- Features in Michael Edwards illustrated guidebook on De Dion Bouton
- VCC Dating Certificate issued in 1977 with accompanying letter
- Rare Double Phaeton Coachwork
- Large extensive history file including vehicle logbook
De Dion-Bouton company dates back to the early 1880s, when Jules-Albert de Dion entered into partnership with the engineer M. Bouton to develop and market a steam tricycle. A factory was set up on the Seine at Puteaux and it was here, in 1899, that they built their first small motor car. An instant success, it was followed by numerous different models over the ensuing years. De Dion engines were also supplied in vast numbers to other car manufacturers. There was a time, around 1900, when the De Dion factory was the largest car manufacturer in the world.
The Company was ambitious, embarking on ground-breaking continental races such as the Paris to Peking and The Great Race of 1908 from New York to Paris. They produced the four-cylinder cars, with conventional radiator and bonnet arrangement, sliding mesh gearboxes and the classic De Dion back axle from 1905 onwards. It was always the policy of the company to produce the complete car themselves, from the factory-built coachwork right down to their own De Dion sparking plugs. Other advanced features for their time, were the bronze-faced single plate clutch and the full pressure lubrication system which supplied the main bearings, big ends, and camshaft bearings. These cars had a reputation for reliability and ease of driving.
Ironically, having been in the forefront of development and design being the first manufacturers to offer a V-8 engine in a production car, it was eventually to be the lack of innovation that would lead to their decline. De Dion-Bouton built their last car in 1933 and the firm finally disappeared with the advent of the Second World War in 1939.
Summarised by Mike Devenish in 1987, “This particular car is the 18 H.P. Model BI, of 2800 cc. capacity, fitted with the standard Double-Phaeton coachwork and built early in 1908. No other example is known to have survived. Unfortunately, the early history of the car remains largely a mystery. The exceptional mechanical condition and originality suggest very little use before being laid up for a great length of time. This is confirmed by the lack of any original registration, the present number (appropriately enough a Brighton registration) having been only recently allocated. The dashboard, however, carries the original import licence (the triangular plate), in addition to the manufacturer’s and agent’s plates. Some coachwork restoration is known to have been undertaken shortly after World War II, including the replacement of the wings and bonnet, before the car relapsed, once more, into hibernation.”
After WWII CD 7542 was stored until 1975 when the car met better fortunes. Unfortunately, by this time it had been partially stripped with many parts left to rust. Thankfully almost all the original parts were still present with the car, and in no less than three years CD 7542 was subject to a sympathetic engine and coachwork restoration to original condition and specification.
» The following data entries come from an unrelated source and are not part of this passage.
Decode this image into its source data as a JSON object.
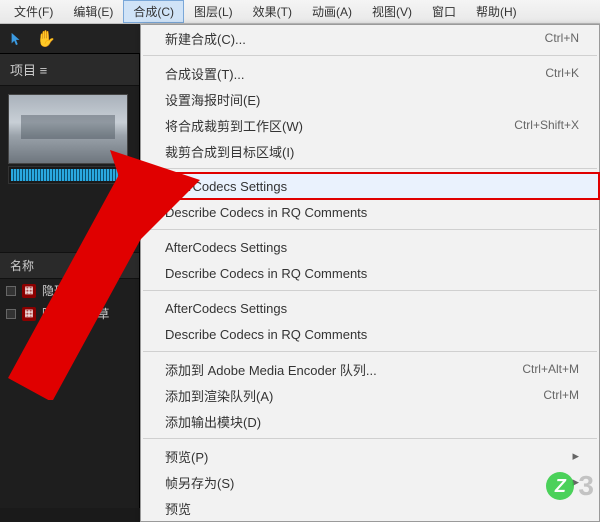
{
  "menubar": {
    "items": [
      {
        "label": "文件(F)"
      },
      {
        "label": "编辑(E)"
      },
      {
        "label": "合成(C)"
      },
      {
        "label": "图层(L)"
      },
      {
        "label": "效果(T)"
      },
      {
        "label": "动画(A)"
      },
      {
        "label": "视图(V)"
      },
      {
        "label": "窗口"
      },
      {
        "label": "帮助(H)"
      }
    ],
    "active_index": 2
  },
  "project_panel": {
    "title": "项目 ≡",
    "name_header": "名称",
    "assets": [
      {
        "label": "隐形人 (音乐"
      },
      {
        "label": "陌路人 (香草"
      }
    ]
  },
  "dropdown": {
    "items": [
      {
        "label": "新建合成(C)...",
        "shortcut": "Ctrl+N"
      },
      {
        "type": "separator"
      },
      {
        "label": "合成设置(T)...",
        "shortcut": "Ctrl+K"
      },
      {
        "label": "设置海报时间(E)"
      },
      {
        "label": "将合成裁剪到工作区(W)",
        "shortcut": "Ctrl+Shift+X"
      },
      {
        "label": "裁剪合成到目标区域(I)"
      },
      {
        "type": "separator"
      },
      {
        "label": "AfterCodecs Settings",
        "highlight": true
      },
      {
        "label": "Describe Codecs in RQ Comments"
      },
      {
        "type": "separator"
      },
      {
        "label": "AfterCodecs Settings"
      },
      {
        "label": "Describe Codecs in RQ Comments"
      },
      {
        "type": "separator"
      },
      {
        "label": "AfterCodecs Settings"
      },
      {
        "label": "Describe Codecs in RQ Comments"
      },
      {
        "type": "separator"
      },
      {
        "label": "添加到 Adobe Media Encoder 队列...",
        "shortcut": "Ctrl+Alt+M"
      },
      {
        "label": "添加到渲染队列(A)",
        "shortcut": "Ctrl+M"
      },
      {
        "label": "添加输出模块(D)"
      },
      {
        "type": "separator"
      },
      {
        "label": "预览(P)",
        "submenu": true
      },
      {
        "label": "帧另存为(S)",
        "submenu": true
      },
      {
        "label": "预览"
      }
    ]
  },
  "watermark": {
    "letter": "Z",
    "num": "3"
  }
}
Since 1978 the then owner covered well over 13,000 miles on the road, logging every single excursion in a journal up until 2006 when the car was sold to the current owner.
CD 7542 has participated in 13 major veteran car rallies, attended numerous events, and even made a pilgrimage to France, entirely under its own steam. Being a reliable car, it has been used all year round in preference to a modern car proving its reliability and useability.
There are not many 100-year-old cars that still carry their original coachwork whilst also having many original mechanical parts and beautiful Bleriot headlamps. With handwritten notes on how to drive the 18 H.P. and technical notes dating from the restoration, this De Dion Bouton has a special and unique history benefitting from regular servicing and maintenance which has meant CD 7542 is a useable, reliable, and extraordinary veteran vehicle.